Saved data entries
++++++
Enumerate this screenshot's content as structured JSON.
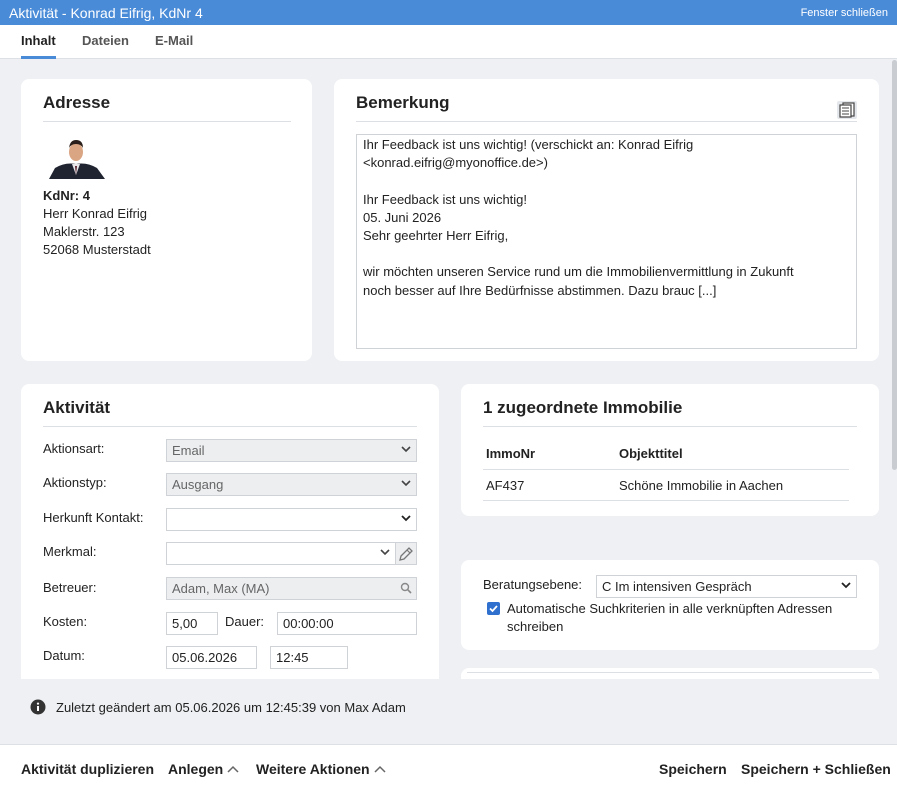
{
  "window": {
    "title": "Aktivität - Konrad Eifrig, KdNr 4",
    "close_label": "Fenster schließen"
  },
  "tabs": [
    {
      "label": "Inhalt"
    },
    {
      "label": "Dateien"
    },
    {
      "label": "E-Mail"
    }
  ],
  "address": {
    "heading": "Adresse",
    "kdnr": "KdNr: 4",
    "name": "Herr Konrad Eifrig",
    "street": "Maklerstr. 123",
    "city": "52068 Musterstadt"
  },
  "remark": {
    "heading": "Bemerkung",
    "icon": "notes-icon",
    "lines": [
      "Ihr Feedback ist uns wichtig! (verschickt an: Konrad Eifrig",
      "<konrad.eifrig@myonoffice.de>)",
      "",
      "Ihr Feedback ist uns wichtig!",
      "05. Juni 2026",
      "Sehr geehrter Herr Eifrig,",
      "",
      "wir möchten unseren Service rund um die Immobilienvermittlung in Zukunft",
      "noch besser auf Ihre Bedürfnisse abstimmen. Dazu brauc [...]"
    ]
  },
  "activity": {
    "heading": "Aktivität",
    "aktionsart_label": "Aktionsart:",
    "aktionsart_value": "Email",
    "aktionstyp_label": "Aktionstyp:",
    "aktionstyp_value": "Ausgang",
    "herkunft_label": "Herkunft Kontakt:",
    "herkunft_value": "",
    "merkmal_label": "Merkmal:",
    "merkmal_value": "",
    "betreuer_label": "Betreuer:",
    "betreuer_value": "Adam, Max (MA)",
    "kosten_label": "Kosten:",
    "kosten_value": "5,00",
    "dauer_label": "Dauer:",
    "dauer_value": "00:00:00",
    "datum_label": "Datum:",
    "datum_value": "05.06.2026",
    "zeit_value": "12:45"
  },
  "properties": {
    "heading": "1 zugeordnete Immobilie",
    "columns": [
      "ImmoNr",
      "Objekttitel"
    ],
    "rows": [
      {
        "immonr": "AF437",
        "titel": "Schöne Immobilie in Aachen"
      }
    ]
  },
  "advice": {
    "label": "Beratungsebene:",
    "value": "C Im intensiven Gespräch",
    "checkbox_checked": true,
    "checkbox_line1": "Automatische Suchkriterien in alle verknüpften Adressen",
    "checkbox_line2": "schreiben"
  },
  "status": {
    "text": "Zuletzt geändert am 05.06.2026 um 12:45:39 von Max Adam",
    "icon": "info-icon"
  },
  "footer": {
    "duplicate": "Aktivität duplizieren",
    "create": "Anlegen",
    "more": "Weitere Aktionen",
    "save": "Speichern",
    "save_close": "Speichern + Schließen"
  },
  "colors": {
    "accent": "#4a8bd8",
    "background": "#eef0f3",
    "checkbox": "#2f6fce"
  }
}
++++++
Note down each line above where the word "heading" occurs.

> **TASK RESULT**:
    "heading": "Adresse",
    "heading": "Bemerkung",
    "heading": "Aktivität",
    "heading": "1 zugeordnete Immobilie",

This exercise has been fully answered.